Wilson endorses Foxx as next House Education chairman

The No. 2 Republican on the House Education and Workforce Committee is endorsing Rep. Virginia FoxxVirginia Ann FoxxTrump calls North Carolina redistricting ruling ‘unfair’ Women poised to take charge in Dem majority House passes bill putting restrictions on unfunded mandates MORE (R-N.C.) to become the panel’s next chairman.

In an interview with The Hill, Rep. Joe WilsonAddison (Joe) Graves WilsonTrump calls North Carolina redistricting ruling ‘unfair’ Sacha Baron Cohen mulls arming toddlers with guns in inaugural episode Why civility in politics won't be getting any better MORE (R-S.C.) said he would fully support Foxx to succeed retiring Education Chairman John Kline (R-Minn.). The endorsement all but guarantees Foxx — a current member of the GOP leadership team — will win the committee gavel later this fall.


“She’s qualified as a former college administrator, as an educator with all the issues relative to education and workforce,” Wilson said. “She’s got the qualifications, and I feel she will be a very positive chairman.

“I would expect her to be a shoo-in.”

Wilson is the second-most senior Republican on the panel after Kline; Foxx, the secretary of the House GOP Conference, is third. But Wilson said he’s more focused on the work of his other two committees: the Armed Services and Foreign Affairs panels.

And House Republicans openly acknowledge they could use a few women leading committees. Administration Committee Chairwoman Candice MillerCandice Sue MillerWomen poised to take charge in Dem majority GOP puts Obama on notice over visa carve-outs Wilson endorses Foxx as next House Education chairman MORE (R-Mich.) is the only woman among 20 House GOP “standing” committee chairmen, but like Kline, she’s also retiring from Congress this year.

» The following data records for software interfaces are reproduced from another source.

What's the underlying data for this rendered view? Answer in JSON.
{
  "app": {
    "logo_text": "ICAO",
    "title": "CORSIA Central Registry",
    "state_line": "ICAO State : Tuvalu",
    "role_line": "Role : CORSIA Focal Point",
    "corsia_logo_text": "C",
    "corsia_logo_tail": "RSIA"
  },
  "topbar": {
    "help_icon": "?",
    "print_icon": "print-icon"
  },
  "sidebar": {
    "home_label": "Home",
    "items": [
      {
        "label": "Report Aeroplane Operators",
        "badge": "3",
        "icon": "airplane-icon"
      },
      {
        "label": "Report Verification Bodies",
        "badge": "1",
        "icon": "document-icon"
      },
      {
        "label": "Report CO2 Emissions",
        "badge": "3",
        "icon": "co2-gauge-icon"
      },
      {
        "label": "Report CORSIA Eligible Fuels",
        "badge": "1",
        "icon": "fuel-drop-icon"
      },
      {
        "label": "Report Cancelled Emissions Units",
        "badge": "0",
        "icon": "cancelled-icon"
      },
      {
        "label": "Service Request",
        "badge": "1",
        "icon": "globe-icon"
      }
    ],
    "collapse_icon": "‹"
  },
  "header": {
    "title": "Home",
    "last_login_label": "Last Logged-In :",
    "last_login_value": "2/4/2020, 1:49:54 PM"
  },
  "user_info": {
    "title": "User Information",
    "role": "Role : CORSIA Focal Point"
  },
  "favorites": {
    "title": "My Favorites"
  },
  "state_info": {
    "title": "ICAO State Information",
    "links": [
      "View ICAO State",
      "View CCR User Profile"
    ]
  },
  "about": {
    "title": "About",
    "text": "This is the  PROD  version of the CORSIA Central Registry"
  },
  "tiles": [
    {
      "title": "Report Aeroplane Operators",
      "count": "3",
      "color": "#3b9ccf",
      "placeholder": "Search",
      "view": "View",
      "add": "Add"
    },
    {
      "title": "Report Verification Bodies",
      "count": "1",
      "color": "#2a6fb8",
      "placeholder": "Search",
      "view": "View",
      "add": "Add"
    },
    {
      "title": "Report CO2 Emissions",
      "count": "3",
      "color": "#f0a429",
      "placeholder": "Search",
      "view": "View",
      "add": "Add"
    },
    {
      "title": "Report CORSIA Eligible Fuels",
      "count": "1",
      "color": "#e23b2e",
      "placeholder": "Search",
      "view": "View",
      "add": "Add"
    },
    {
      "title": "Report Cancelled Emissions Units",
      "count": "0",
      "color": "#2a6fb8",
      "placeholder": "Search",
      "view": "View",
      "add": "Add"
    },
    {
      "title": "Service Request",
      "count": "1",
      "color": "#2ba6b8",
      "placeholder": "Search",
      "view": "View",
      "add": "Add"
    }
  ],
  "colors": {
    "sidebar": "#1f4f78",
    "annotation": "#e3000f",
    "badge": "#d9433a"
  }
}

Last year, Rep. Marsha BlackburnMarsha BlackburnThe Hill's Morning Report — Sponsored by United Against Nuclear Iran — Kavanaugh and his accuser will testify publicly The Memo: Kavanaugh firestorm consumes political world Kavanaugh becomes September surprise for midterm candidates MORE (R-Tenn.) was appointed chairwoman of a special committee formed to investigate Planned Parenthood.

It’s unclear if Wilson could have successfully challenged Foxx for the gavel, but he insisted he hadn’t been discouraged by Speaker Paul Ryan (R-Wis.) or other leaders to run for the post.

“I’ve been to the meetings [with education special-interest groups.] I really respect John Kline. He has nerves of steel to sit there ad infinitum,” Wilson said. “They are tough issues that I don’t have a passion for. My passion is for a strong national defense.”

The House GOP Steering Committee, led by Ryan, will select new committee chairmen after the November election. With Miller retiring, there will be tremendous pressure to give some female lawmakers a seat at the table.

Ryan could pick another woman to succeed Miller as Administration chairman, but freshman Rep. Barbara ComstockBarbara Jean ComstockMillionaires group endorses Dem House candidates opposed to GOP tax law Election Countdown: Trump confident about midterms in Hill.TV interview | Kavanaugh controversy tests candidates | Sanders, Warren ponder if both can run | Super PACs spending big | Two states open general election voting Friday | Latest Senate polls Overnight Energy: Watchdog to investigate EPA over Hurricane Harvey | Panel asks GAO to expand probe into sexual harassment in science | States sue over methane rules rollback MORE (R-Va.) is the only other female lawmaker currently serving on the panel.

As vice chairman of the Energy and Commerce Committee, Blackburn is well-positioned to succeed Chairman Fred Upton (R-Mich.), who must relinquish the gavel later this year due to term limits. But she would have to leapfrog over several other more senior male colleagues.

Rep. Kay Granger (R-Texas) is a senior member of the powerful Appropriations Committee, but she’ll have plenty of company in the race to replace term-limited Chairman Hal Rogers (R-Ky.) later this year.

Another senior female lawmaker, Rep. Cynthia Lummis (R-Wyo.), is retiring from Congress at the end of the year.